As noted earlier, when the individual intellectually frees himself from traditional ways of thinking, serious conflicts arise. For a short period around 1880, it appears that Ibsen was relatively optimistic about the individual's chances of succeeding on his own. Although her future is insecure in many ways, Nora seems to have a real chance of finding the freedom and independence she is seeking. Ibsen can be criticized for his somewhat superficial treatment of the problems a divorced woman without means would face in contemporary society. But it was the moral problems that concerned him as a writer, not the practical and economic ones.

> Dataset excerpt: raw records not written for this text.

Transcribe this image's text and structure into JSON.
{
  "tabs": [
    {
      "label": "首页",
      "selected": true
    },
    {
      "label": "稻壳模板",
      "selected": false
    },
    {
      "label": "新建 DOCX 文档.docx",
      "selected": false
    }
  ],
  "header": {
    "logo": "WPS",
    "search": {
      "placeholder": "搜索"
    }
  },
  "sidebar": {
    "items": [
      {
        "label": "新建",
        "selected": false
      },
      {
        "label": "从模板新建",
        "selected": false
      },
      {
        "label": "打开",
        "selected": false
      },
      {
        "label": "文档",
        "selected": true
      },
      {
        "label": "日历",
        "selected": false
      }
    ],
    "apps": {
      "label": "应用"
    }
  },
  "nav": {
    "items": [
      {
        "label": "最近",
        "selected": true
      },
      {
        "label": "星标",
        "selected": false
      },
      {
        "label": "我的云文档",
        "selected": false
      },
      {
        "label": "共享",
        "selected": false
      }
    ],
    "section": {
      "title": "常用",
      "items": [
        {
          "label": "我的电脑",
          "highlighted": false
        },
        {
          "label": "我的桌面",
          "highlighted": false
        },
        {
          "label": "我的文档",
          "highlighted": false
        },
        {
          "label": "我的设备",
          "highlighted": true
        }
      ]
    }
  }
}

By the end of Act Three, both Nora and Mrs. Linde have entered new phases in their lives. Nora has chosen to abandon her children and her husband because she wants independence from her roles as mother and wife. In contrast, Mrs. Linde has chosen to abandon her independence to marry Krogstad and take care of his family. She likes having people depend on her, and independence does not seem to fulfill her. Despite their apparent opposition, both Nora’s and Mrs. Linde’s decisions allow them to fulfill their respective personal desires. They have both chosen their own fates, freely and without male influence. Ibsen seems to feel that the nature of their choices is not as important as the fact that both women make the choices themselves.